Journey to the Center of the Earth, in which morose hunky scientist Brendan Fraser, his nephew (Josh Hutcherson), and a blue-eyed Icelandic babe (Anita Briem) roller-coaster down a mine shaft, fall into a chasm, and get chased by dinosaurs, is clunkier and more simpleminded. It would be barely passable under normal circumstances, but in 3-D it’s a circus of excellent FX. You get the always-good-for-a-laugh yo-yo-in-your-face, some spat-out mouthwash, many sharp objects, snapping dino jaws, a cute little bluebird, and even monster pus. With the glasses on, the image is a little dark, and the underground oceans and forests look fakey fakey. But who cares when the background is actually back and the foreground so fore it seems to tickle your nostril hairs? If today’s movies take place inside computers anyway, it’s nice when the technology can usher us inside, too.
In The Wackness, Josh Peck, of Nickelodeon’s excruciating (for non-tweens) sitcom Drake & Josh, plays a recent high-school grad who wheels around an ice-cream cart selling pot, some of it to his long-haired stoner psychiatrist (Sir Ben Kingsley), while lusting after the doctor’s willowy stepdaughter (Olivia Thirlby). The writer and director, Jonathan Levine, labors to establish the period (it’s 1994), which means a lot of white kids talking like rappers and ominous signs (for drug dealers) of a Giuliani crackdown on New York crime. The movie feels autobiographical—emotionally authentic (with a fair amount of bitterness toward women) and somewhat unshaped. The Giuliani stuff doesn’t come to anything, and Peck needs to learn that even dazed-and-confused teens don’t let their mouths hang slackly open all the time. The fun is watching Thirlby—second banana in Juno—do a tantalizing sex-bomb number, and Kingsley get to flout his knighthood by sticking his tongue down the throat of Mary-Kate Olsen.

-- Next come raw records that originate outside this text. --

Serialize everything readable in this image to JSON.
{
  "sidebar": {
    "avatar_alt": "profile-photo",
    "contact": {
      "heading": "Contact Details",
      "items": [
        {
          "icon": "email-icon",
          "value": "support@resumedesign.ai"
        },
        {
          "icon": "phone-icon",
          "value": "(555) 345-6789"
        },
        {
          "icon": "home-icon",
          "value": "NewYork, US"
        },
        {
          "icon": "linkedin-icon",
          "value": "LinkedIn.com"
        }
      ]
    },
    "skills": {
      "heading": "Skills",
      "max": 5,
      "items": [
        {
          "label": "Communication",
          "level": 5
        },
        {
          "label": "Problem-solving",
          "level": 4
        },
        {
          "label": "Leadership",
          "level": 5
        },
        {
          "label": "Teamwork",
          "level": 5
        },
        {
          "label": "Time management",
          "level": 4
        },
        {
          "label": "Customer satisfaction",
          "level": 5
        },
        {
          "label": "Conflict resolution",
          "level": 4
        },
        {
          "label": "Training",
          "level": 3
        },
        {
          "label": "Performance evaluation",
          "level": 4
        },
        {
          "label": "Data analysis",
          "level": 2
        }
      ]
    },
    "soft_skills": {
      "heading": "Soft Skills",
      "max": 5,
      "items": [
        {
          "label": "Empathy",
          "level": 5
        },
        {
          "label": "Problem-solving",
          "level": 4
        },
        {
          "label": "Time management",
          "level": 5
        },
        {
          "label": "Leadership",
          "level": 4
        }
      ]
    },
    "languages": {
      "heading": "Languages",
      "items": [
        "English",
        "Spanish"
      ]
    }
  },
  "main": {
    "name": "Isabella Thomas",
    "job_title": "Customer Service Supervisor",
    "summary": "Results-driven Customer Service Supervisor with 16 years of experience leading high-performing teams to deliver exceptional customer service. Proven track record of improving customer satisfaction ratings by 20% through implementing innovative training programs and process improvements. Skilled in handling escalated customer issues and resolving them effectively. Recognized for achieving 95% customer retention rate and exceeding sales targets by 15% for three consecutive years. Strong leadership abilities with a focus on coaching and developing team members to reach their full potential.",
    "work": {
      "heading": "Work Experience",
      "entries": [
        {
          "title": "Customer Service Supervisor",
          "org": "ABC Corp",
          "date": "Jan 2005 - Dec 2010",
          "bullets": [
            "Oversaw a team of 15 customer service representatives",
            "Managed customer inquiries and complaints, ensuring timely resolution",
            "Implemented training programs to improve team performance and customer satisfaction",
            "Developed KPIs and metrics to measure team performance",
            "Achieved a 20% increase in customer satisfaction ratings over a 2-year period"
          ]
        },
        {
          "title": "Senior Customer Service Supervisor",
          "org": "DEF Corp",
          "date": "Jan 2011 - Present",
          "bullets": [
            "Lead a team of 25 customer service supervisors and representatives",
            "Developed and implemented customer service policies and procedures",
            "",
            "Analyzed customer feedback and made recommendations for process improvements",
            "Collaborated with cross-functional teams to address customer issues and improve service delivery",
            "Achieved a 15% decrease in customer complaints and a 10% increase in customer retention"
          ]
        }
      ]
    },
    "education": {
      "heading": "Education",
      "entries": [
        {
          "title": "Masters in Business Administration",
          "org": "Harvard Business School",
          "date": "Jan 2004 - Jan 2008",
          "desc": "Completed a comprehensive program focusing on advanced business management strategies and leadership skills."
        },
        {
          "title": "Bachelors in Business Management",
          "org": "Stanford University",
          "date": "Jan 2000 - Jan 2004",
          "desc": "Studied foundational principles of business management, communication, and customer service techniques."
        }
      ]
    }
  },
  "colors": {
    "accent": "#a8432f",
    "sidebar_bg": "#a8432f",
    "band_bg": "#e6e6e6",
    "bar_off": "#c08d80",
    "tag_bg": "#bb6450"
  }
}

The big film opening of June was the latest Pixar triumph, Andrew Stanton’s Wall-E, which screened too late (Why, Disney, why?) to be reviewed in this magazine’s double issue of two weeks back. You can read my full paean to its beauties here, but it’s worth restating the thesis: that the movie is essentially a parable of two children, Wall-E and Eve, who restore the connection between humans and the natural world. Pixar, a beacon for the future of film technology, has defined itself by telling stories of loss, decay, and the dark side of materialism, with a tension between childhood wonder (inspired by old toys, cars, movies) and the disengagement brought on by growing up in a fast-paced cyber world (CG-ennui, anyone?). It’s as if simple machines hold memories that aging humans forget. What a peculiar company this is, forward- and backward-looking, a technological Janus head, using all its computer resources to warn us that computers are stealing our souls.